[Component data from apps and pages]

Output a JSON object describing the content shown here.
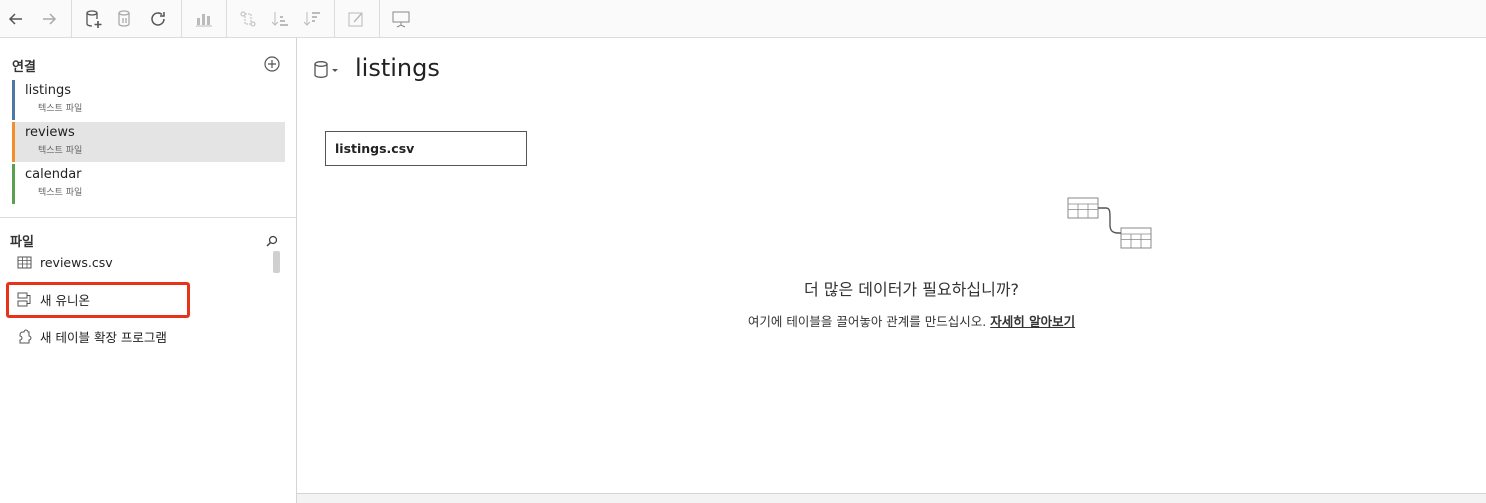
{
  "toolbar": {
    "buttons": [
      "back-icon",
      "forward-icon",
      "new-datasource-icon",
      "pause-updates-icon",
      "refresh-icon",
      "show-me-icon",
      "swap-icon",
      "sort-asc-icon",
      "sort-desc-icon",
      "highlight-icon",
      "presentation-icon"
    ]
  },
  "left_pane": {
    "connections_title": "연결",
    "connections": [
      {
        "name": "listings",
        "type": "텍스트 파일",
        "color": "#4e79a7"
      },
      {
        "name": "reviews",
        "type": "텍스트 파일",
        "color": "#f28e2b"
      },
      {
        "name": "calendar",
        "type": "텍스트 파일",
        "color": "#59a14f"
      }
    ],
    "files_title": "파일",
    "files": [
      {
        "label": "reviews.csv",
        "icon": "table-icon"
      },
      {
        "label": "새 유니온",
        "icon": "union-icon"
      },
      {
        "label": "새 테이블 확장 프로그램",
        "icon": "extension-icon"
      }
    ]
  },
  "main": {
    "datasource_title": "listings",
    "table_name": "listings.csv",
    "hint_title": "더 많은 데이터가 필요하십니까?",
    "hint_body": "여기에 테이블을 끌어놓아 관계를 만드십시오.",
    "hint_link": "자세히 알아보기"
  },
  "colors": {
    "annotation": "#e8331a"
  }
}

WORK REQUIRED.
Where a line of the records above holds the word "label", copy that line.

FINISHED TASK.
        "label": "reviews.csv",
        "label": "새 유니온",
        "label": "새 테이블 확장 프로그램",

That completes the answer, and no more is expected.